Politics and Policy: Valerie Shen

by Linda Huang and Sophie Hansen for Silver Quest

After graduating from the Blair Magnet program, most students continue on their STEM journeys, pursuing majors and careers in science, math, or computer science. Some students, however, venture out into the humanities. This leap was the case for Blair Magnet alum Valerie Shen, ‘04, a prospective biology major turned congressional investigator who currently works in national security policy.

During her time at Blair, Shen’s favorite class was genetics. “I liked a lot of the genomes and the coding and ecological biology… and I had a lot of fun doing it,” Shen recalls. She initially planned to pursue a major in biology and a career in scientific research, but while at Pomona College, Shen decided to explore a different area of interest: political science. “I did want to go to a liberal arts college in part because I wanted a more well-rounded kind of experience and the opportunity to take philosophy and politics and all these other things,” she explains. While she enjoyed her STEM Magnet classes, she also “felt like [she] didn't really get to try the humanities.”
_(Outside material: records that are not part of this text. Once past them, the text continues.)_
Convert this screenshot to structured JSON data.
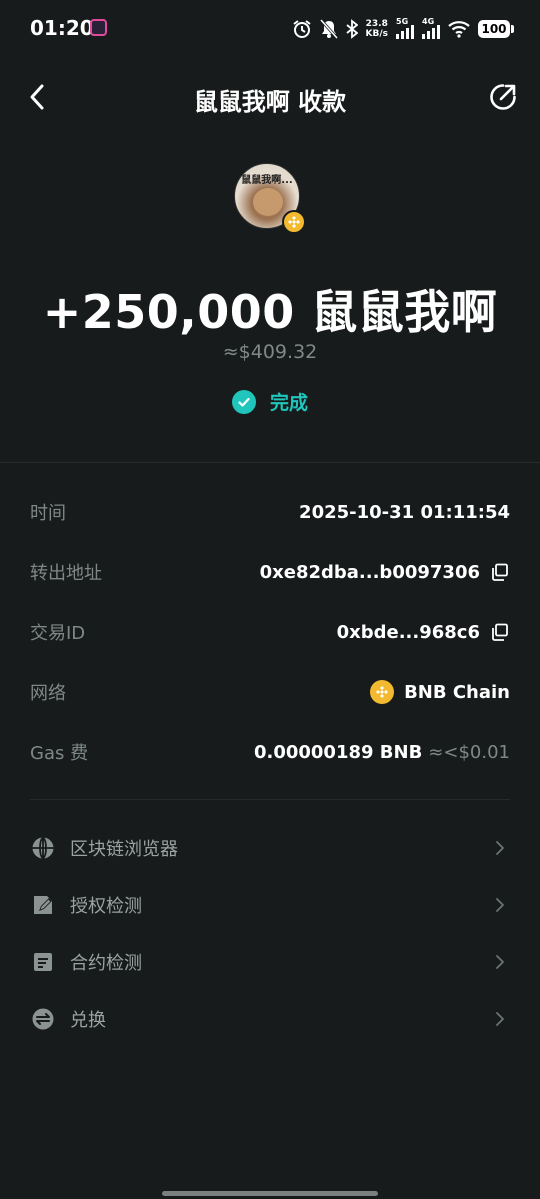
{
  "status_bar": {
    "time": "01:20",
    "net_speed_value": "23.8",
    "net_speed_unit": "KB/s",
    "sim1_label": "5G",
    "sim2_label": "4G",
    "battery": "100"
  },
  "header": {
    "title": "鼠鼠我啊 收款",
    "back_icon": "chevron-left-icon",
    "share_icon": "share-arrow-icon"
  },
  "token": {
    "avatar_caption": "鼠鼠我啊...",
    "amount": "+250,000 鼠鼠我啊",
    "fiat_value": "≈$409.32",
    "status": "完成",
    "status_color": "#20c6bb"
  },
  "details": {
    "time_label": "时间",
    "time_value": "2025-10-31 01:11:54",
    "from_label": "转出地址",
    "from_value": "0xe82dba...b0097306",
    "txid_label": "交易ID",
    "txid_value": "0xbde...968c6",
    "network_label": "网络",
    "network_value": "BNB Chain",
    "gas_label": "Gas 费",
    "gas_value": "0.00000189 BNB",
    "gas_fiat": "≈<$0.01"
  },
  "links": [
    {
      "label": "区块链浏览器",
      "icon": "globe-icon"
    },
    {
      "label": "授权检测",
      "icon": "edit-document-icon"
    },
    {
      "label": "合约检测",
      "icon": "document-icon"
    },
    {
      "label": "兑换",
      "icon": "swap-icon"
    }
  ],
  "colors": {
    "background": "#171b1b",
    "accent": "#20c6bb",
    "bnb": "#f3ba2f"
  }
}
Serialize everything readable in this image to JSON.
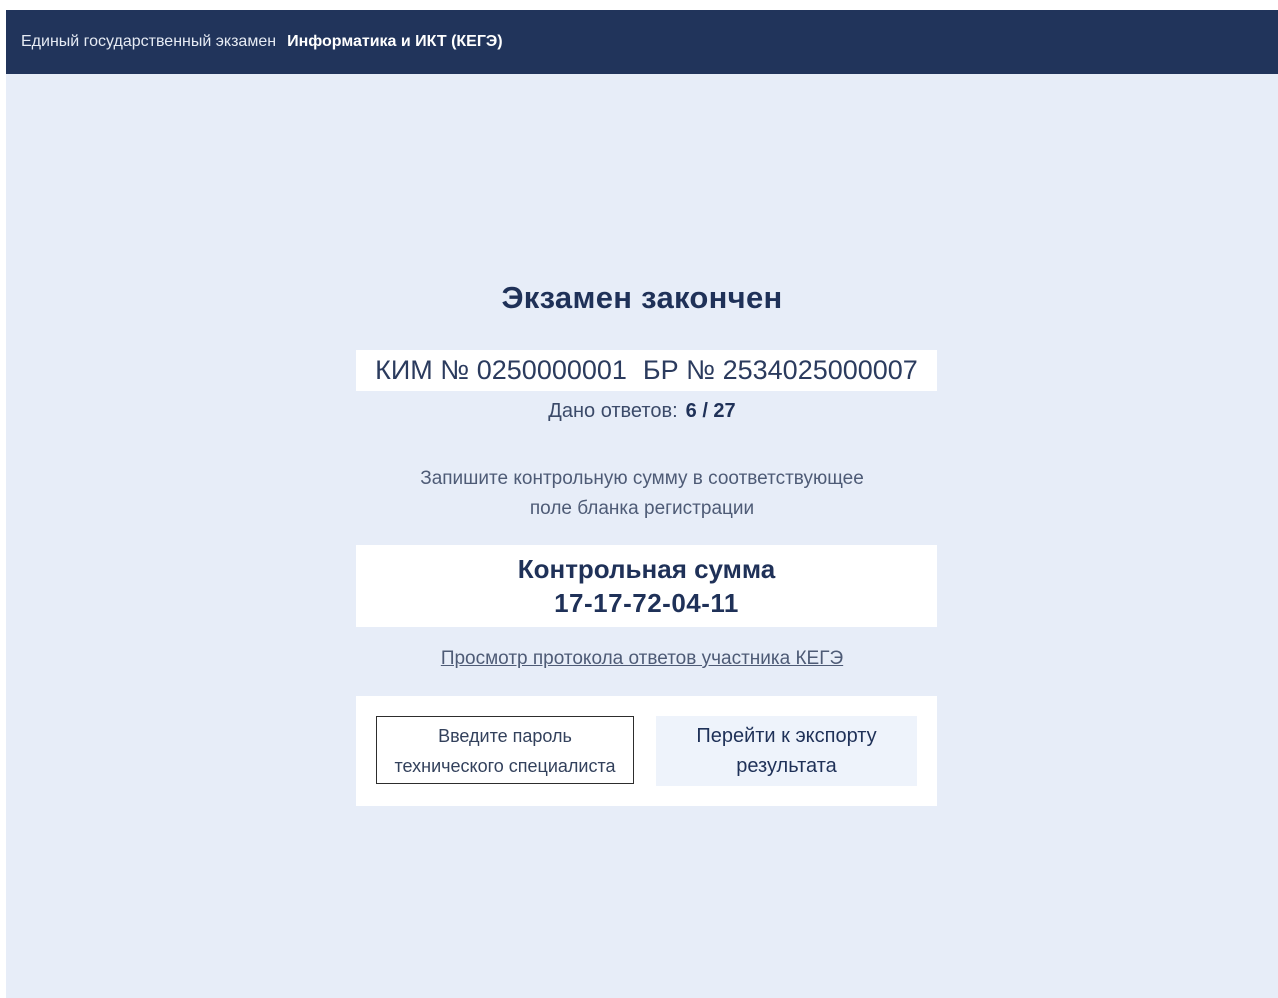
{
  "header": {
    "exam_type": "Единый государственный экзамен",
    "subject": "Информатика и ИКТ (КЕГЭ)"
  },
  "main": {
    "title": "Экзамен закончен",
    "kim_label": "КИМ № 0250000001",
    "br_label": "БР № 2534025000007",
    "answers_label": "Дано ответов:",
    "answers_value": "6 / 27",
    "instruction_line1": "Запишите контрольную сумму в соответствующее",
    "instruction_line2": "поле бланка регистрации",
    "checksum_label": "Контрольная сумма",
    "checksum_value": "17-17-72-04-11",
    "protocol_link": "Просмотр протокола ответов участника КЕГЭ"
  },
  "actions": {
    "password_placeholder_line1": "Введите пароль",
    "password_placeholder_line2": "технического специалиста",
    "export_line1": "Перейти к экспорту",
    "export_line2": "результата"
  },
  "colors": {
    "header_bg": "#21345b",
    "page_bg": "#e7edf8",
    "text_primary": "#1f3158",
    "export_button_bg": "#eef3fb"
  }
}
The summer following her freshman year of college, Shen interned for Chris Van Hollen, former Representative of Maryland’s 8th district. “That was kind of my first foray into politics. But then I kept doing it,” Shen thinks back. The next summer, she volunteered for the Martin O’Malley for Governor of Maryland Campaign and later worked on the 2008 Presidential campaign of Barack Obama. As she delved deeper into political science, Shen realized that she would rather work in the policy realm than in the scientific research field. “I realized that I’m just not built to work in a lab all day,” Shen remarks, reflecting on her senior research internship at the National Cancer Institute.

After graduating from Pomona, Shen moved back to D.C., where she attended Georgetown University Law Center. She served as a congressional investigator on Capitol Hill for eight years, playing a key role in several high-stakes investigations. Currently, Shen directs the think tank Third Way’s National Security Program. “The best part about it is just that I get to… have ideas for a living, right? You know, think about really big picture challenging problems and… based on my experience, get to say I think this is the best path forward and then… talking to all kinds of people who are in a position to make that happen,” Shen explains fondly.

Within Third Way’s National Security Program, Shen is currently focusing her work on the strategic competition between the U.S. and China in the technological space. “So it’s thinking about national security in this sort of big picture, power competition,” she describes, “which sounds a little you know, hawkish, but ultimately, I think it comes down to what kind of world do you want to live in with what kind of rules rather what kind of rules do you want to live under?”

Although Shen did not continue on a STEM-oriented path, she still greatly appreciates the impact of the Blair Magnet program. “So much of what Blair really taught me was these foundational analytical skills that were really useful, you know, no matter the field, just like [the] clarity of logic and thinking and understanding,” Shen explains. “Once a Magnet, always a Magnet, thinking in those terms. In law, politics, communication, all of those things.”

While at Blair, Shen involved herself in a collection of extracurriculars; she was captain of the tennis team, captain of the physics team, and a member of Model UN. She recalls her most involved and favorite activity while reflecting on the most memorable aspect of Blair – STEM Arts Night, formerly Magnet Arts Night. The memories of practicing the Friends parody musical with her friends in her basement flooded back.

In her leisure time as an adult, Shen has taken up baking and cocktail mixology. She also spends time outdoors on walks and hikes with her “pandemic puppy,” and loves to travel. “It’s a hobby but yeah, I love traveling,” Shen says. “I mean…the best part about national security is getting to travel.”

Shen’s overall advice for current Blair Magnet students is to explore diverse academic interests, and not to feel limited to any one field in particular. “There’s still a lot of time, a lot of things to explore. A lot of these skill sets that you've learned at Blair are definitely transferable and give you advantages in other fields as well,” Shen notes. ​​”You are a lot more adaptable than you might think you are. So definitely take the time to explore a bunch of different things that might fit you.”